June 12, 2023
The most common questions we receive from physicians and nurse practitioners involve the second major component in medical decision-making: documenting the total time for evaluation and management (E/M) services provided on the day of the patient visit.
In this issue of Coffee & Coding, we are going to address some of those questions about coding by time.
What, precisely, is coding by time?
Answer: For coding purposes, time for E/M services is the total time on the date of the encounter.
What does it include?
- The face-to-face time with the patient and/or family/caregiver.
- Non-face-to-face time personally spent by the physician and/or other qualified healthcare professional(s) on the day of the encounter (including time in activities that require the physician or other qualified healthcare professional).
- Time regardless of the location of the physician or other qualified healthcare professional (e.g., whether on or away from the inpatient unit or in or out of the outpatient office).
What does it NOT include?
- Time in activities normally performed by clinical staff.
- Time spent on the performance of other services that are reported separately.
- Teaching that is general and not limited to discussion required for the management of a specific patient.
Is special documentation needed in order to bill for time?
Answer: Yes. The general rule, as we noted in an earlier edition of Coffee & Coding, is: “If it is not documented, it did not happen.” Documentation is imperative in order to get credit for all you do.
Here are some specific guidelines:
- The total time on the date of the encounter spent caring for the patient should be documented in the medical record when used as the basis for code selection.
- For shared or split visits (i.e., when two or more individuals jointly meet with or discuss the patient), you should count only the time of one individual, usually the provider signing off on the overall care of the patient (or billable NPI).
- Physician or other qualified health care professional time includes the following activities performed on behalf of the patient:
- Preparing to see the patient (e.g., review of tests).
- Obtaining and/or reviewing separately obtained history.
- Performing a medically appropriate examination and/or evaluation.
- Counseling and educating the patient/family/caregiver.
- Ordering medications, tests, or procedures.
- Referring and communicating with other healthcare professionals (when not separately reported).
- Documenting clinical information in electronic or other health records.
- Independently interpreting results (not separately reported) and communicating results to the patient/family/caregiver.
- Care coordination (not separately reported).
What if I see the patient for 75 – 120 minutes?
Prolonged outpatient evaluation and management service(s) time (with or without direct patient contact) involves time beyond the required time of the primary service.

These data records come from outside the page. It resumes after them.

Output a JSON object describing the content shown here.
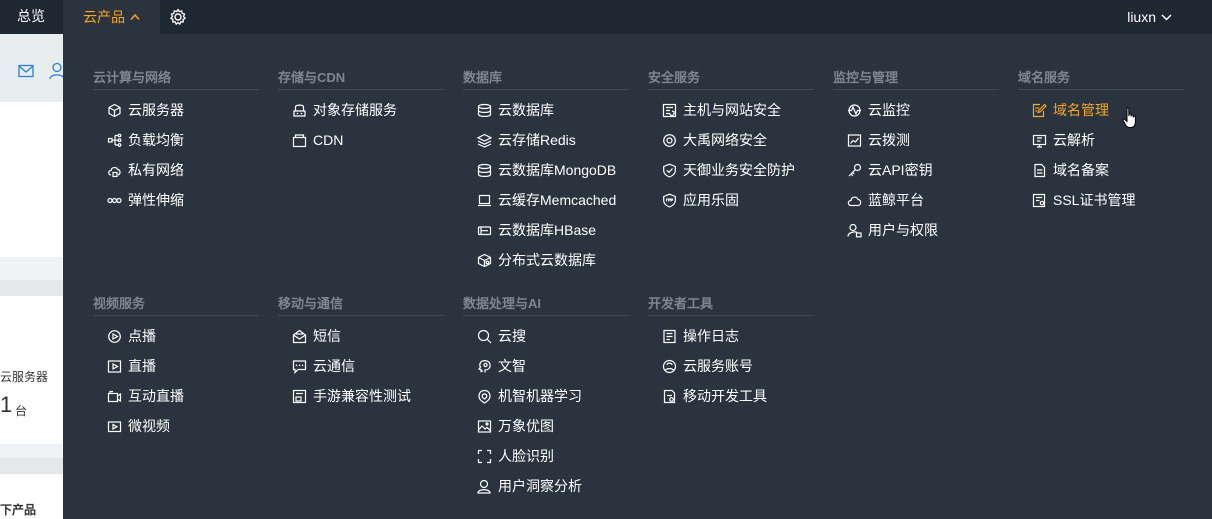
{
  "topbar": {
    "overview": "总览",
    "products": "云产品",
    "user": "liuxn"
  },
  "left_page": {
    "ecs_label": "云服务器",
    "ecs_count": "1",
    "ecs_unit": "台",
    "section_title": "下产品"
  },
  "menu": {
    "categories": [
      {
        "title": "云计算与网络",
        "items": [
          {
            "label": "云服务器",
            "icon": "cube-icon"
          },
          {
            "label": "负载均衡",
            "icon": "load-balance-icon"
          },
          {
            "label": "私有网络",
            "icon": "cloud-lock-icon"
          },
          {
            "label": "弹性伸缩",
            "icon": "elastic-icon"
          }
        ]
      },
      {
        "title": "存储与CDN",
        "items": [
          {
            "label": "对象存储服务",
            "icon": "storage-icon"
          },
          {
            "label": "CDN",
            "icon": "cdn-icon"
          }
        ]
      },
      {
        "title": "数据库",
        "items": [
          {
            "label": "云数据库",
            "icon": "database-icon"
          },
          {
            "label": "云存储Redis",
            "icon": "layers-icon"
          },
          {
            "label": "云数据库MongoDB",
            "icon": "database-icon"
          },
          {
            "label": "云缓存Memcached",
            "icon": "laptop-icon"
          },
          {
            "label": "云数据库HBase",
            "icon": "hbase-icon"
          },
          {
            "label": "分布式云数据库",
            "icon": "distributed-db-icon"
          }
        ]
      },
      {
        "title": "安全服务",
        "items": [
          {
            "label": "主机与网站安全",
            "icon": "host-security-icon"
          },
          {
            "label": "大禹网络安全",
            "icon": "gear-shield-icon"
          },
          {
            "label": "天御业务安全防护",
            "icon": "shield-icon"
          },
          {
            "label": "应用乐固",
            "icon": "app-shield-icon"
          }
        ]
      },
      {
        "title": "监控与管理",
        "items": [
          {
            "label": "云监控",
            "icon": "monitor-icon"
          },
          {
            "label": "云拨测",
            "icon": "chart-icon"
          },
          {
            "label": "云API密钥",
            "icon": "key-icon"
          },
          {
            "label": "蓝鲸平台",
            "icon": "cloud-icon"
          },
          {
            "label": "用户与权限",
            "icon": "user-lock-icon"
          }
        ]
      },
      {
        "title": "域名服务",
        "items": [
          {
            "label": "域名管理",
            "icon": "edit-doc-icon",
            "active": true
          },
          {
            "label": "云解析",
            "icon": "resolve-icon"
          },
          {
            "label": "域名备案",
            "icon": "record-icon"
          },
          {
            "label": "SSL证书管理",
            "icon": "certificate-icon"
          }
        ]
      },
      {
        "title": "视频服务",
        "items": [
          {
            "label": "点播",
            "icon": "vod-icon"
          },
          {
            "label": "直播",
            "icon": "live-icon"
          },
          {
            "label": "互动直播",
            "icon": "camera-icon"
          },
          {
            "label": "微视频",
            "icon": "video-icon"
          }
        ]
      },
      {
        "title": "移动与通信",
        "items": [
          {
            "label": "短信",
            "icon": "mail-open-icon"
          },
          {
            "label": "云通信",
            "icon": "chat-icon"
          },
          {
            "label": "手游兼容性测试",
            "icon": "test-icon"
          }
        ]
      },
      {
        "title": "数据处理与AI",
        "items": [
          {
            "label": "云搜",
            "icon": "search-icon"
          },
          {
            "label": "文智",
            "icon": "brain-icon"
          },
          {
            "label": "机智机器学习",
            "icon": "ml-icon"
          },
          {
            "label": "万象优图",
            "icon": "image-icon"
          },
          {
            "label": "人脸识别",
            "icon": "face-scan-icon"
          },
          {
            "label": "用户洞察分析",
            "icon": "user-insight-icon"
          }
        ]
      },
      {
        "title": "开发者工具",
        "items": [
          {
            "label": "操作日志",
            "icon": "log-icon"
          },
          {
            "label": "云服务账号",
            "icon": "account-icon"
          },
          {
            "label": "移动开发工具",
            "icon": "mobile-dev-icon"
          }
        ]
      }
    ]
  },
  "colors": {
    "accent": "#f5a623",
    "menu_bg": "#2a333e",
    "topbar_bg": "#1f2731",
    "category_title": "#7d8792"
  }
}
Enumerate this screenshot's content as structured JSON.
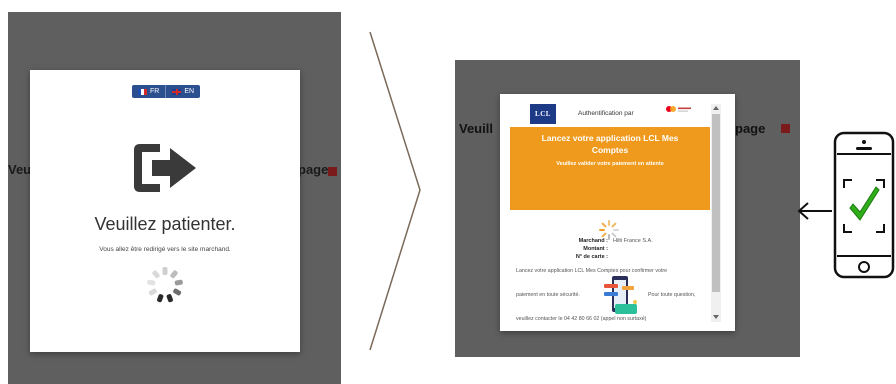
{
  "left": {
    "bg_text_left": "Veu",
    "bg_text_right": "page",
    "lang_fr": "FR",
    "lang_en": "EN",
    "title": "Veuillez patienter.",
    "subtitle": "Vous allez être redirigé vers le site marchand."
  },
  "right": {
    "bg_text_left": "Veuill",
    "bg_text_right": "page",
    "logo_text": "LCL",
    "auth_label": "Authentification par",
    "banner_title_line1": "Lancez votre application LCL Mes",
    "banner_title_line2": "Comptes",
    "banner_sub": "Veuillez valider votre paiement en attente",
    "merchant_label": "Marchand :",
    "merchant_value": "Hilti France S.A.",
    "amount_label": "Montant :",
    "card_label": "N° de carte :",
    "body_line1": "Lancez votre application LCL Mes Comptes pour confirmer votre",
    "body_line2a": "paiement en toute sécurité.",
    "body_line2b": "Pour toute question,",
    "body_line3": "veuillez contacter le 04 42 80 66 02 (appel non surtaxé)"
  },
  "colors": {
    "overlay": "#5f5f5f",
    "banner_orange": "#ef9a1d",
    "lcl_blue": "#1c3a85",
    "check_green": "#2fae1a"
  }
}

When prolonged time occurs, the appropriate prolonged services code may be reported. An additional CPT code is required for each 15-minute increment, along with the code for the total duration of the particular type of visit.
Below is the timetable with the limits outlining when to use an additional CPT code to bill correctly for the total time spent.
CPC, CFPC, CEMC
Senior Manager, Regulatory and Coding Compliance